"I looked up, and asked them the standard questions. The one guy was looking at me. It sent a chill through me. Something in my stomach churned. And subconsciously, I said to myself, 'if they don't look like Arab terrorists, nothing does'." "Then I gave myself a mental slap. In over 34 years, I had checked in thousands of Arab travelers and I never thought this before. I said to myself, 'that's not nice to think. They are just two Arab businessmen'." And with that, Tuohey handed them their boarding passes.

Atta and Omari arrived in Boston at 6:45a.m., where they were joined by three accomplices. The five then checked in, and boarded American Airlines Flight No. 11 bound for LA. At 8:46 a.m., it hit the North Tower. Now here is the irony. While Michael Tuohey will forever wonder what he should have done, the reality is that had he taken action, he would have been punished by our government just as our government fined United, American Airlines, Continental and Delta.

*The FBI agent who authored the famous pre-9/11 memo now known as the "Phoenix Memo" - a recommendation that the State Department coordinate with the FBI so that flight students from Middle Eastern countries could be investigated - made his first public remarks after 9/11 and said that profiling concerns hurt the anti-terrorism effort. Ken Williams is the FBI agent who wrote the memo dated July 10, 2001, and he offered those sentiments in his first ever interview given to the Arizona Republic, as he was receiving an award from war veterans. Williams said that prior to the attacks there was a deep concern over racial profiling - or targeting a class of people for investigation because of ethnicity - that stopped some from acting on his recommendations.

"We are in a war with people who really want to hurt us. In my opinion, it is not over," Williams said. "Intelligence is not an exact science, I tell people it is like drinking from a fire hydrant."

*Not only do we fail to single out certain individuals who bear commonalities with the terrorists, we do not excuse individuals from the process of secondary screening who so obviously do not deserve the scrutiny. From culling hundreds of emails and news accounts sent to me in the last five years, two incidents stand out, both with a Philadelphia connection. First, on May 3, 2006, three Marine honor guards were subject to secondary screening as they escorted the remains of a fallen comrade through the Philadelphia International Airport.
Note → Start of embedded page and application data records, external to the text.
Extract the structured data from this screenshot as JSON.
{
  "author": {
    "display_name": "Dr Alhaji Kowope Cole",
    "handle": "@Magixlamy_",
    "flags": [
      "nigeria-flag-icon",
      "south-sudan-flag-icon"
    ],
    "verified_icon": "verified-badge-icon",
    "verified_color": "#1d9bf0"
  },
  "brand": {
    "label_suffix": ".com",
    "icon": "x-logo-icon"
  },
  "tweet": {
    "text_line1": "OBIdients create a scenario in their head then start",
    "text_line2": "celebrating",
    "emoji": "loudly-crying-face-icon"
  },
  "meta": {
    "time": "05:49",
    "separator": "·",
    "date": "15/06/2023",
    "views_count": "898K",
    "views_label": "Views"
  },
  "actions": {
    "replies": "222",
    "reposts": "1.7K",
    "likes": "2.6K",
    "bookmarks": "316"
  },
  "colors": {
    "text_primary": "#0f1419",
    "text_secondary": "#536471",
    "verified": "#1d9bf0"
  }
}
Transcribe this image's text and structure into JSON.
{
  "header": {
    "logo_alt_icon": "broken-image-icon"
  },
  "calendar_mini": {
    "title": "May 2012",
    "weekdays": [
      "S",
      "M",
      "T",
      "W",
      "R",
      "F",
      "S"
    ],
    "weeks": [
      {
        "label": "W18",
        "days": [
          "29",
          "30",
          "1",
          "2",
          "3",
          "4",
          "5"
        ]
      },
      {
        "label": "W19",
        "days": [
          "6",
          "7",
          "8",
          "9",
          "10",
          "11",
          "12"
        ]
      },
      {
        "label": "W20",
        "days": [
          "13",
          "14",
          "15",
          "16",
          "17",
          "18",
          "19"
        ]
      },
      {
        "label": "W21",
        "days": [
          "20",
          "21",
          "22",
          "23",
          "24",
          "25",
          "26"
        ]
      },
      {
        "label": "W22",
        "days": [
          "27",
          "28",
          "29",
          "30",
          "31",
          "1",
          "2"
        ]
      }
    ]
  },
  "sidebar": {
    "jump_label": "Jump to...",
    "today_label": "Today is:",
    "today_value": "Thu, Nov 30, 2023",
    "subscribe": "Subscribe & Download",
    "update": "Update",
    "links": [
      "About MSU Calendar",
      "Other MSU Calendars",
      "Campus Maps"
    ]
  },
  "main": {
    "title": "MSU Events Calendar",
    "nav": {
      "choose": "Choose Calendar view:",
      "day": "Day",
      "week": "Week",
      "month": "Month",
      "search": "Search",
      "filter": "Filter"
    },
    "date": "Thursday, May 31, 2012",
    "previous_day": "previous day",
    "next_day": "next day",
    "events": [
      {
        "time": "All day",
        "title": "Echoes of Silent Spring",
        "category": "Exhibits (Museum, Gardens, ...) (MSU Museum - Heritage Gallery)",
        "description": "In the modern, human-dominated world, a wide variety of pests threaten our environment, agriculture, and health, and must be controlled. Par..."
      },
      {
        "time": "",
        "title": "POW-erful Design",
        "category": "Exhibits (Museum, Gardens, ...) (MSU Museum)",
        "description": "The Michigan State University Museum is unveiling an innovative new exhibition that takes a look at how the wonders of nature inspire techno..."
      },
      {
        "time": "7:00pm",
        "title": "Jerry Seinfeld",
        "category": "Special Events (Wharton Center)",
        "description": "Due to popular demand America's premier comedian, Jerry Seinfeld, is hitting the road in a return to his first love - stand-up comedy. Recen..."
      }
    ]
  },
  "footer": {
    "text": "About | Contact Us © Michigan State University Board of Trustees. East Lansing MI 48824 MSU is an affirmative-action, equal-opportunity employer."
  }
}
How disgraceful.

Second is the case of the Yocum family from Boothwyn. Their experience occurred on October 28, 2002, at the Phoenix Sky Harbor International Airport. Claire Yocum delivered quadruplets 9 weeks premature. The babies then needed two months in the ICU. When they were finally able to fly home, they were selected for additional screening! Nineteen Arab look-alikes wreaked havoc on the U.S. on 9/11, and yet four newborns from Philadelphia are the ones getting the hairy eyeball. The babies, who were wrapped tight in blankets and had a net covering their car seats, were removed from their apparatus and searched. All of their bags, which were prepared and organized by nurses, had to be removed. In the process, the screeners woke the four sleeping babies.

I could go on and on.

The President has finally acknowledged that some in a particular community seek to kill us. Hopefully his comments will set the tone for what is to come because his Administration needs a mind set change. When my first book was published, it expressed a lengthier version of many of these same sentiments. For a book review published in a Boston newspaper, a DOT mouthpiece was asked for a statement on my views. He said I possess "a woefully warped sense of American values". Really? I say it's nice to philosophize about American peace, love and understanding, but right now we have a more important agenda. Like winning the war against radical Islam so that we are still around to engage in such dialogue when the dust settles.

Michael Smerconish is the author of Flying Blind: How Political Correctness Continues to Compromise Airline Safety Post 9/11 and Muzzled: From T-Ball to Terrorism - True Stories that Should be Fiction.